As a parent without a background in swimming, how do you find the right teacher for your child?
Carlile Swimming has long been regarded as one of the world’s leading swim schools. They opened Sydney’s first indoor teaching pool and pioneered teaching babies.
Based on 75 years leading the industry, these are Carlile’s top ten tips for finding a great swimming teacher. They:
- Must be friendly and engaging with lots of smiles and laughter.
- Give individual instruction, gentle correction, and encouragement.
- Are well organised and keep children active.
- Explain and demonstrate techniques.
- Have children demonstrate techniques (kids often absorb by watching their peers).
- Have children swim shorter distances with more chances for correction.
- Ensure children don’t develop bad habits that will impact them later on
- Work within a well-developed system that builds confidence and skills before children progress to the next level.
- Are supported by supervisors who constantly monitor the quality of the lesson.
- Have comprehensive training both in an online environment and practical at pool level.
Those ten points should steer you in the right direction. After-all it’s one thing to pay good money for great lessons, but imagine your time and money being wasted on poor quality instruction.
Imagine watching your child strive tirelessly but never learning the skills they need. Unless you are an expert in learn to swim, you need expert advice.
Former teacher and Australian champion, Richard Cahalan, is a Carlile Director. Cahalan says, while spotting top level instruction may take an expert eye, the first things to look for should be obvious.
“As a parent, visit any swim school and look for teachers who are great with children. Friendly, lots of smiles and laughter. People who truly love teaching and show they care for your child,” he said.
“Teachers who give individual instruction to every child and then follow up with praise, encouragement and gentle correction.”
So, first up is identifying teachers with a child friendly demeanour. From there, you would think recognising the difference between great teaching and a run of the mill lesson takes a little more expertise.
While Cahalan agrees, he does suggest there are still some other obvious signs for a parent to read. “Before even thinking about if the teacher and program are technically on the right track, you can see if a teacher is well organised and has control of a lesson.”
“The teacher needs a plan. One where techniques are both explained and demonstrated. Not just by the teacher, children often absorb by watching their peers. That’s why group lessons are so valuable.”
“The children need to be kept active and engaged. They should be challenged but not pushed too hard.”
On that point, Cahalan stresses that more is not necessarily better. “When children are learning, shorter distances with more chances for correction are always better. That way, there is less opportunity for a child to practice poor technique or slip into bad habits when they are tired.”
“You also want your children to be actively engaged in the class the whole time. Class management is key. The group should work together to achieve maximum practice time for each swimmer. The more swimming they do in their lesson, the faster they will improve”
The question still remains. How does the average parent recognise the difference between good and poor instruction?
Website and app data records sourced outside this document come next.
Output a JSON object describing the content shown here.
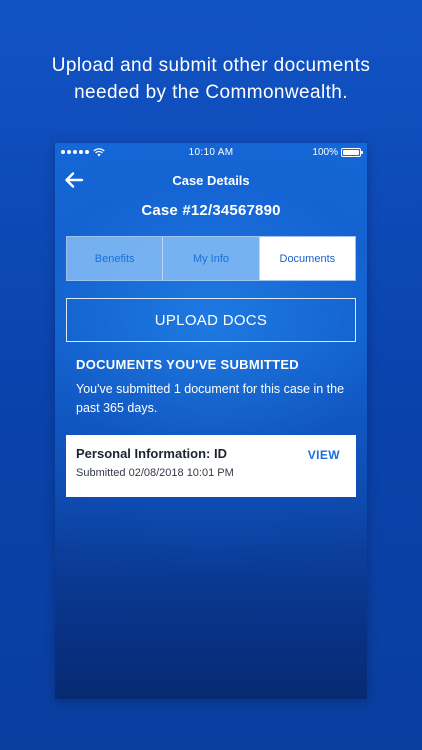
{
  "headline": {
    "line1": "Upload and submit other documents",
    "line2": "needed by the Commonwealth."
  },
  "status_bar": {
    "time": "10:10 AM",
    "battery": "100%"
  },
  "nav": {
    "title": "Case Details",
    "back_icon": "back-arrow-icon"
  },
  "case": {
    "number": "Case #12/34567890"
  },
  "tabs": [
    {
      "label": "Benefits",
      "active": false
    },
    {
      "label": "My Info",
      "active": false
    },
    {
      "label": "Documents",
      "active": true
    }
  ],
  "upload": {
    "label": "UPLOAD DOCS"
  },
  "submitted": {
    "title": "DOCUMENTS YOU'VE SUBMITTED",
    "description": "You've submitted 1 document for this case in the past 365 days."
  },
  "documents": [
    {
      "name": "Personal Information: ID",
      "submitted": "Submitted 02/08/2018 10:01 PM",
      "action": "VIEW"
    }
  ],
  "colors": {
    "background": "#0d47b0",
    "accent": "#1a6fd8",
    "card": "#ffffff"
  }
}
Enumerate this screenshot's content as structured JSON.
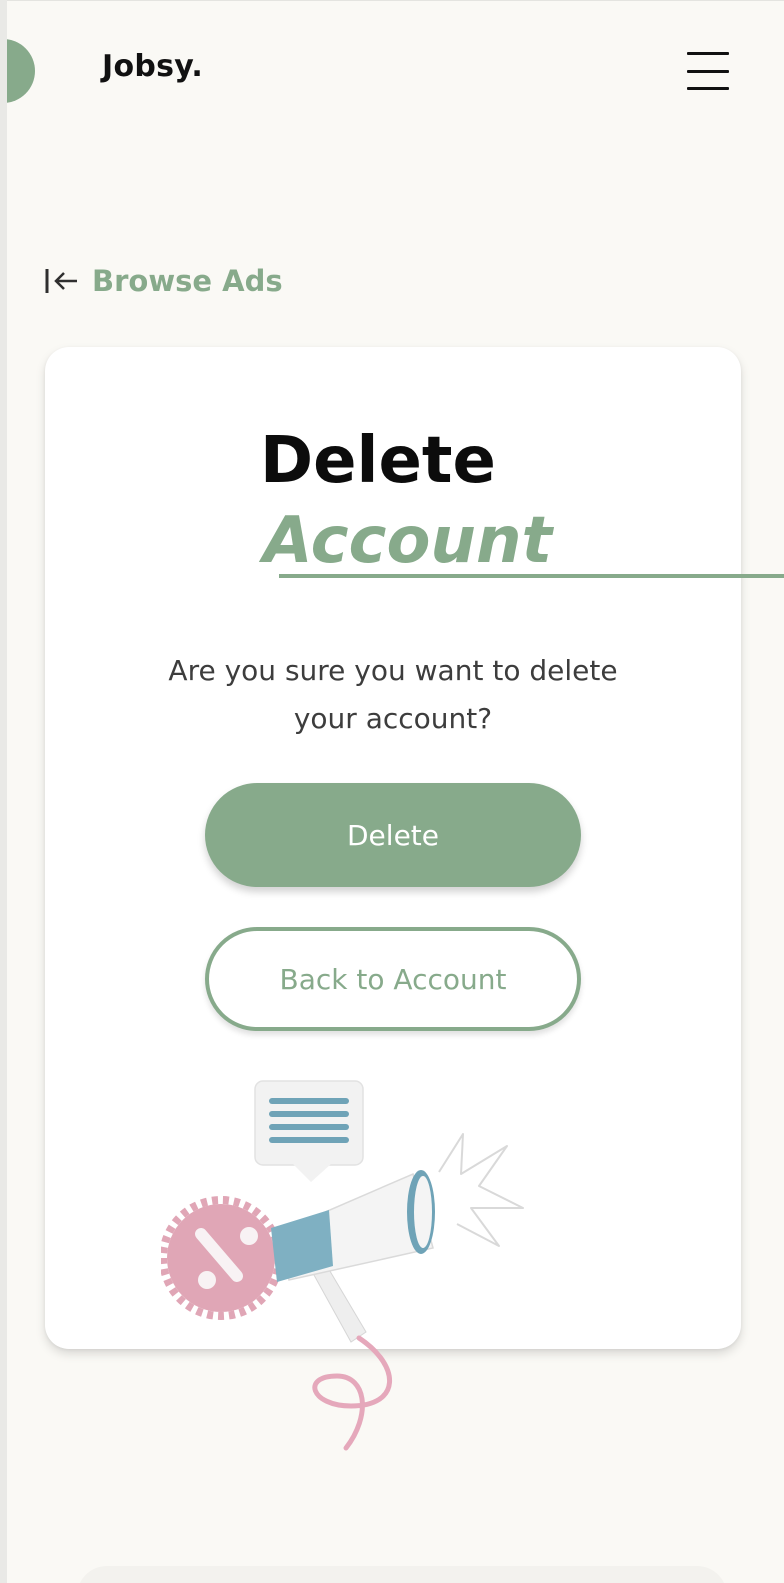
{
  "header": {
    "logo": "Jobsy.",
    "menu_icon": "hamburger-menu-icon"
  },
  "nav": {
    "back_label": "Browse Ads",
    "back_icon": "arrow-left-to-bar-icon"
  },
  "dialog": {
    "title_line1": "Delete",
    "title_line2": "Account",
    "question": "Are you sure you want to delete your account?",
    "delete_button": "Delete",
    "back_button": "Back to Account",
    "illustration": "megaphone-icon"
  },
  "colors": {
    "accent": "#87aa8b",
    "background": "#faf9f5",
    "card": "#ffffff",
    "text": "#0c0c0c",
    "pink": "#e0a6b6",
    "blue": "#6fa3b7"
  }
}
“Without the need to become an expert in swimming yourself, what you should look for is a swim school that minimises the margin for error. You need a program that develops consistently good teachers who follow a system that is proven to produce great results.”
“Forbes and Ursula Carlile started our program and they were driven by constant learning. They were scientists with a thirst for knowledge and a hunger to be better. That ethos still drives us today. But even if you can’t access a Carlile pool there are things to look for.”
Carlile Swimming believe great lessons are driven by the following:
- Well documented training resources and systems.
- A teacher development program that ensures they understand the building blocks necessary to take a child from learn to swim, to becoming a technically proficient swimmer.
- Comprehensive teacher training both in an online environment and practical at pool level.
- Teachers supported by supervisors who constantly monitor the progress of the children and the quality of the lesson.
- Classes based not just on age, but on ability.
- Structured lesson plans that provide a well organised approach.
- An overall program that allows children to master skills before they progress to the next level.
“You want to look for a system where you don’t have to worry about which teacher you have. One where all the teachers have the right personality and approach. A swim centre where they all teach each level, the same way. An approach that is technically sound. Each level should build the skills necessary to progress to the next,” Cahalan said.
“Go to any school swimming carnival and the Carlile swimmers stand out for their sound technique. We take great pride in that. But it’s not just about swimming well for the sake of competitive swimming or other sports. The better your technique the less likely you are to tire and the safer you will be.”
It’s little wonder Carlile believe “to swim well is an asset for life.”